A local anesthetic is given to numb the skin over this blood vessel. After that you will feel very little discomfort. A tube is placed into the blood vessel of the groin or arm. It carries the dye directly to the blood vessels of your heart, which can now be easily seen on the X-ray screen. You can choose to look at the pictures if you wish. At different times you may be asked to take a deep breath and to hold it for a few seconds while the camera moves around you. At the end of the test it’s quite normal to feel warm and flushed when some dye is pumped in by machine. This lasts about 5 or 10 seconds and may be associated with the feeling that you are emptying your bladder (which you are not!). After the test, the tube in your groin, wrist or elbow will be removed and pressure is placed on the site for 10-15 minutes by hand or a pressure device or sometimes a small collagen plug is inserted.
When you get back to the day ward you will be asked to rest to allow the wound to heal up. You will usually be discharged on the same day unless there were any complications. If you require a stent then you may be asked to stay in hospital overnight. Is there anything I should look out for when I get home? It is common to notice some bruising at the entry site. If bleeding occurs you should apply pressure and if it doesn’t stop contact the hospital. If a lump appears at the site of the angiogram then you should also contact the hospital. It is possible, although not common; to develop a skin infection at the incision site this should also be reviewed by your hospital doctor.
At home, you should be able to get up and about the following day and even return to work or do light duties. Any heavy lifting however should be avoided as this puts pressure on the wound in the artery in your groin or arm.

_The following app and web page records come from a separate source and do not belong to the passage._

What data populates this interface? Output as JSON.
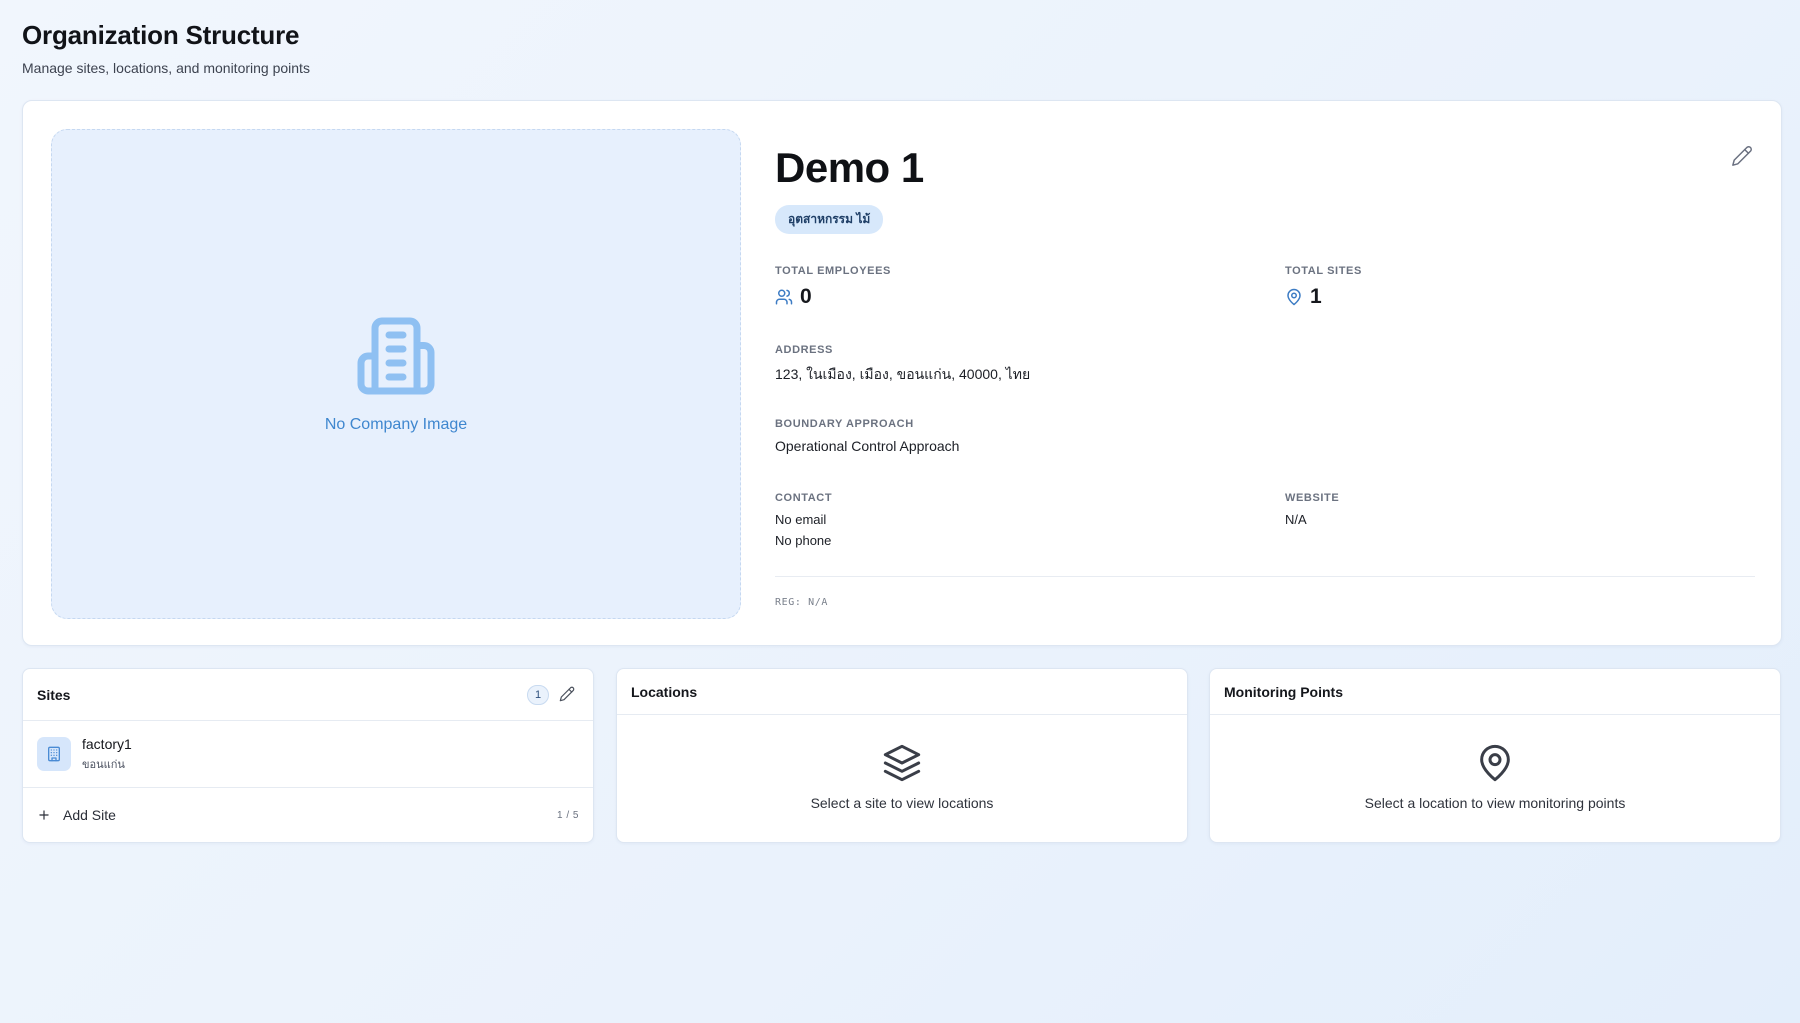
{
  "header": {
    "title": "Organization Structure",
    "subtitle": "Manage sites, locations, and monitoring points"
  },
  "company": {
    "image_placeholder_label": "No Company Image",
    "name": "Demo 1",
    "industry_badge": "อุตสาหกรรม ไม้",
    "stats": {
      "employees_label": "TOTAL EMPLOYEES",
      "employees_value": "0",
      "sites_label": "TOTAL SITES",
      "sites_value": "1"
    },
    "address_label": "ADDRESS",
    "address_value": "123, ในเมือง, เมือง, ขอนแก่น, 40000, ไทย",
    "boundary_label": "BOUNDARY APPROACH",
    "boundary_value": "Operational Control Approach",
    "contact_label": "CONTACT",
    "contact_email": "No email",
    "contact_phone": "No phone",
    "website_label": "WEBSITE",
    "website_value": "N/A",
    "reg": "REG: N/A"
  },
  "sites_panel": {
    "title": "Sites",
    "count": "1",
    "items": [
      {
        "name": "factory1",
        "province": "ขอนแก่น"
      }
    ],
    "add_label": "Add Site",
    "limit": "1 / 5"
  },
  "locations_panel": {
    "title": "Locations",
    "empty_text": "Select a site to view locations"
  },
  "monitoring_panel": {
    "title": "Monitoring Points",
    "empty_text": "Select a location to view monitoring points"
  },
  "icons": {
    "building": "building-icon",
    "users": "users-icon",
    "map_pin": "map-pin-icon",
    "pencil": "pencil-icon",
    "plus": "plus-icon",
    "layers": "layers-icon"
  },
  "colors": {
    "accent": "#3f87cf",
    "badge_bg": "#d7e8fb",
    "placeholder_bg": "#e7f0fd",
    "icon_blue": "#8fc0f2"
  }
}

You can drive yourself the day following a coronary angiogram but you must not drive yourself home from hospital on the day of the test.